GoDaddy and QuickBooks Have the Best Password Policies; Dropbox, Netflix Have Worst

GoDaddy emerged as the only consumer website with a perfect score, while enterprise sites Stripe and QuickBooks also garnered a perfect score of 5/5.

“We created the Password Power Rankings to make everyone aware that many sites they regularly use do not have policies in place to enforce secure password measures. It’s our job as users to be especially vigilant about our cybersecurity, and that starts with having strong and unique passwords for every account,” said Dashlane CEO Emmanuel Schalit. “However, companies are responsible for their users, and should guide them toward better password practices.”
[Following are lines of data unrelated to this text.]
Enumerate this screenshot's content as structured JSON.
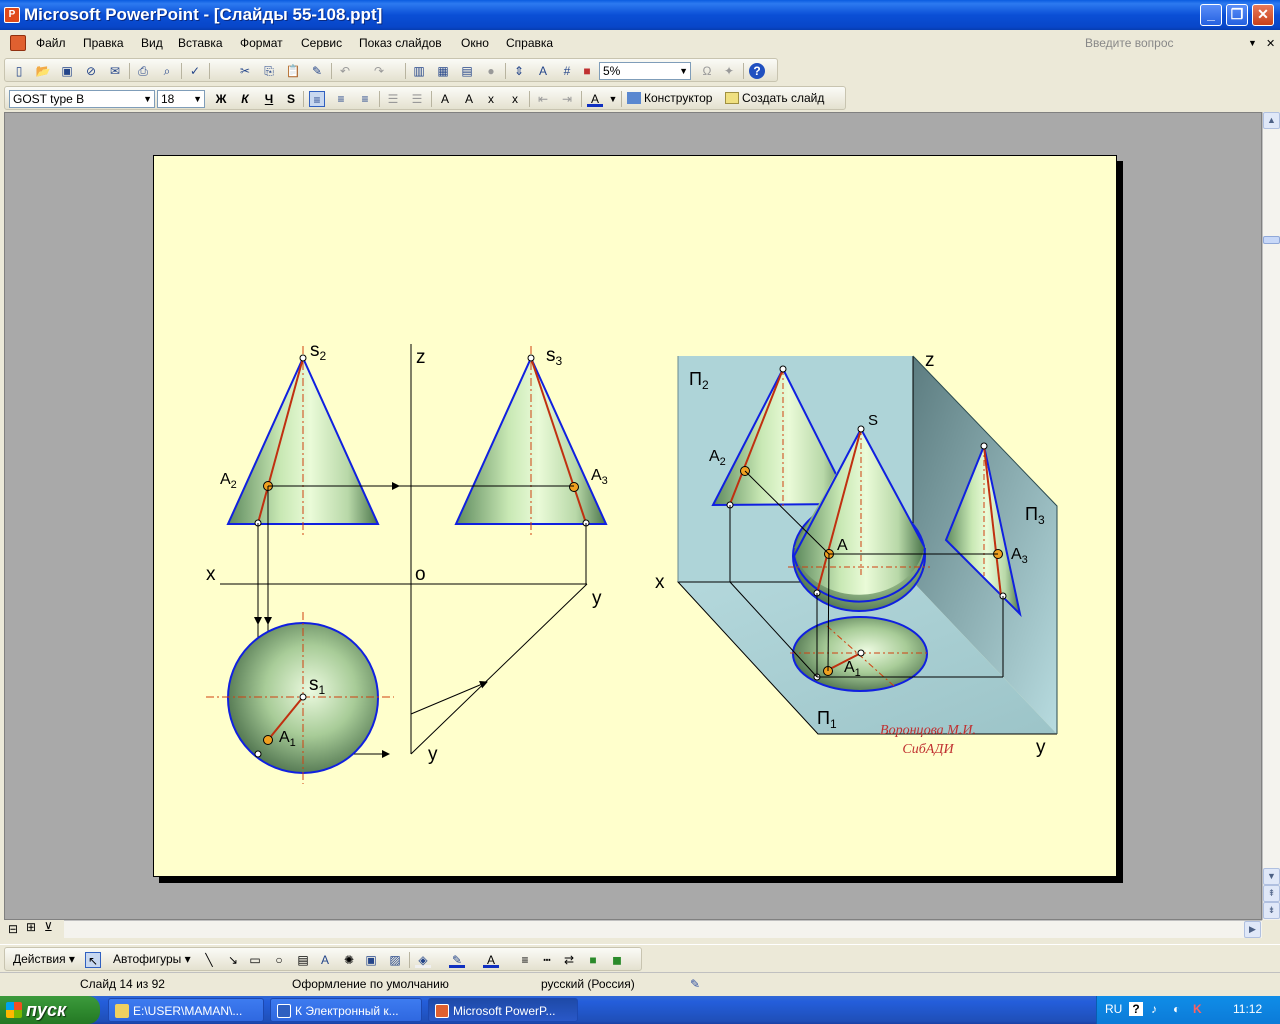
{
  "window": {
    "title": "Microsoft PowerPoint - [Слайды 55-108.ppt]",
    "app_icon": "powerpoint-icon",
    "controls": [
      "minimize",
      "restore",
      "close"
    ]
  },
  "menu": {
    "items": [
      "Файл",
      "Правка",
      "Вид",
      "Вставка",
      "Формат",
      "Сервис",
      "Показ слайдов",
      "Окно",
      "Справка"
    ],
    "help_placeholder": "Введите вопрос"
  },
  "standard_toolbar": {
    "zoom": "5%"
  },
  "format_toolbar": {
    "font": "GOST type B",
    "size": "18",
    "bold": "Ж",
    "italic": "К",
    "underline": "Ч",
    "shadow": "S",
    "designer": "Конструктор",
    "new_slide": "Создать слайд"
  },
  "slide": {
    "background": "#ffffcc",
    "labels": {
      "s2": "s",
      "s2_sub": "2",
      "s3": "s",
      "s3_sub": "3",
      "s1": "s",
      "s1_sub": "1",
      "z": "z",
      "x": "x",
      "o": "o",
      "y_right": "y",
      "y_bottom": "y",
      "a2": "A",
      "a2_sub": "2",
      "a3": "A",
      "a3_sub": "3",
      "a1": "A",
      "a1_sub": "1",
      "p2": "П",
      "p2_sub": "2",
      "p3": "П",
      "p3_sub": "3",
      "p1": "П",
      "p1_sub": "1",
      "iso_z": "z",
      "iso_x": "x",
      "iso_y": "y",
      "iso_s": "S",
      "iso_a": "A",
      "iso_a2": "A",
      "iso_a2_sub": "2",
      "iso_a3": "A",
      "iso_a3_sub": "3",
      "iso_a1": "A",
      "iso_a1_sub": "1",
      "author": "Воронцова М.И.",
      "org": "СибАДИ"
    },
    "colors": {
      "outline": "#1020e0",
      "generatrix": "#c03010",
      "point_fill": "#f0a020",
      "axis_dash": "#d04010",
      "cone_light": "#e6f8d0",
      "cone_dark": "#6a9a6a",
      "plane": "#b8dce0",
      "plane_dark": "#6a8a90",
      "author_text": "#c03030"
    }
  },
  "drawing_toolbar": {
    "actions": "Действия",
    "autoshapes": "Автофигуры"
  },
  "status": {
    "slide": "Слайд 14 из 92",
    "design": "Оформление по умолчанию",
    "language": "русский (Россия)"
  },
  "taskbar": {
    "start": "пуск",
    "tasks": [
      "E:\\USER\\MAMAN\\...",
      "К Электронный к...",
      "Microsoft PowerP..."
    ],
    "lang": "RU",
    "clock": "11:12"
  }
}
To determine the ranking, Dashlane researchers examined sites against password security criteria, such as requiring eight or more-character passwords with a combination of letters, numbers, and symbols, and offering two-factor authentication. A site received a point for each test where it performed positively, for a maximum, and top score, of five.  A score of 3/5 was deemed as passing and meeting the minimum threshold for good password security (complete methodology below).


5/5 Score (Best)_

4/5 Score

  • Apple
  • Best Buy
  • The Home Depot
  • Microsoft/Live/Outlook
  • PayPal
  • Skype
  • Toys “R” Us
  • Tumblr

3/5 Score

  • Airbnb
  • Facebook
  • Google
  • Reddit
  • Slack
  • Snapchat
  • Staples
  • Target
  • Twitch
  • WordPress
  • Yahoo

2/5 Score

  • Amazon
  • eBay
  • LinkedIn
  • Starbucks
  • Twitter
  • Venmo

1/5 Score

  • Dropbox
  • Evernote
  • Instagram
  • Macy’s
  • Pinterest
  • SoundCloud
  • Walmart

0/5 Score (Worst)

  • Netflix
  • Pandora
  • Spotify
  • Uber


5/5 Score

  • Stripe
  • QuickBooks

4/5 Score

  • Basecamp
  • Salesforce

3/5 Score

  • GitHub
  • MailChimp
  • SendGrid

2/5 Score

  • DocuSign
  • MongoDB (mLab)

1/5 Score

  • Amazon Web Services
  • Freshbooks